The 746, now discontinued (as are the 756 and 756PRO), is probably the most bang for the buck. It covers 2m as well as 160 through 6, and is quite a performer. The original 756 was not so spectacular, and the 756PRO improved many of the 756's shortcomings.
While the 756 family has really caught on and is very popular, many probably don't remember that the 756 was introduced to be a low-cost alternative to its big, older brother, the IC765. The 765 is rather spectacular, as is the 775 which replaced it. In terms of features and performance, the 765 or 775 blow away the 746 and 756 (and 746PRO, 756PRO, and 756PROII), but then they both cost quite a bit more as well.
The IC765 and 775DSP also have built-in AC power supplies (standard, not an option) and the 775 model runs 200W PEP output, like the Yaesu FT1000D and FT1000MP-MkV, which are its only competition.
I'd recommend you visit a dealer if possible to "test drive" these rigs and see which one suits you best. Even if you intend to buy a used rig, trying out the "new" version is very useful. Sometimes it's the small things, like knob position and feel, or display color, that makes a rig comfortable for the user.

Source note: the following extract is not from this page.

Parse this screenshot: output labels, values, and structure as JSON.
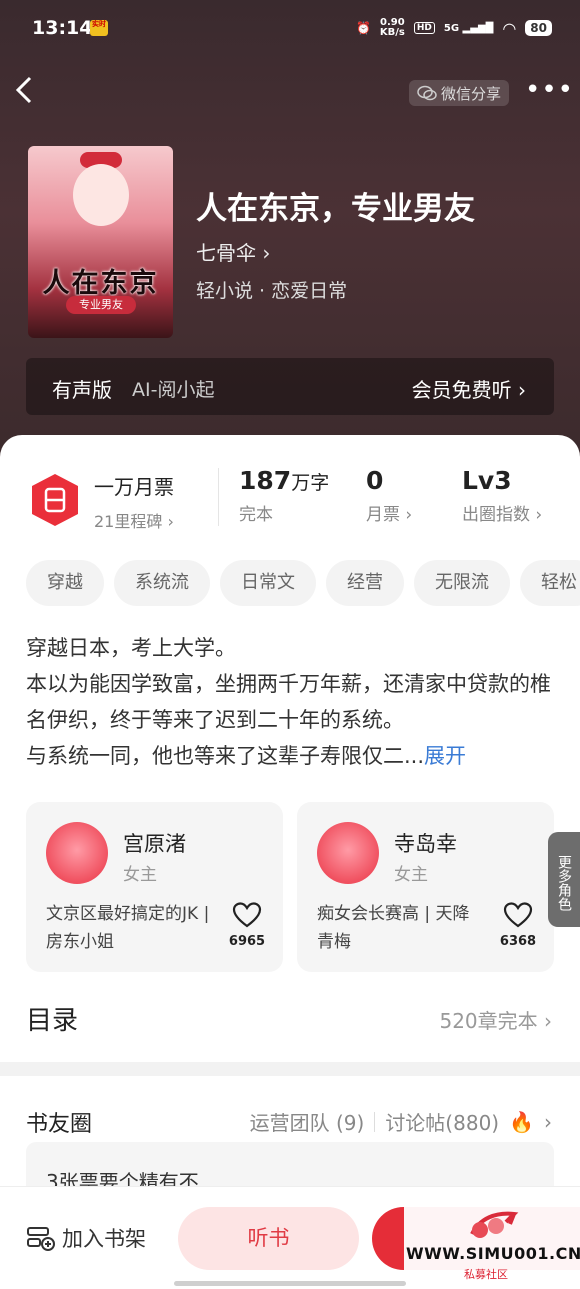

Since I use CW, SSB and AM (!) on HF, I am very picky about how easy the rig is to change operating modes, get going and sound good. If one changes modes, power, CW speed and other things very frequently as I do, he is likely to shy away from rigs having mostly menu-driven features that take more than one button press or knob twist to change. I also favor only transceivers having a good, functional MONItor which allows me to hear how I actually sound on the air via my station headphones. Many rigs don't have this feature, but it's an absolute must for me.
73 de Steve, WB2WIK/6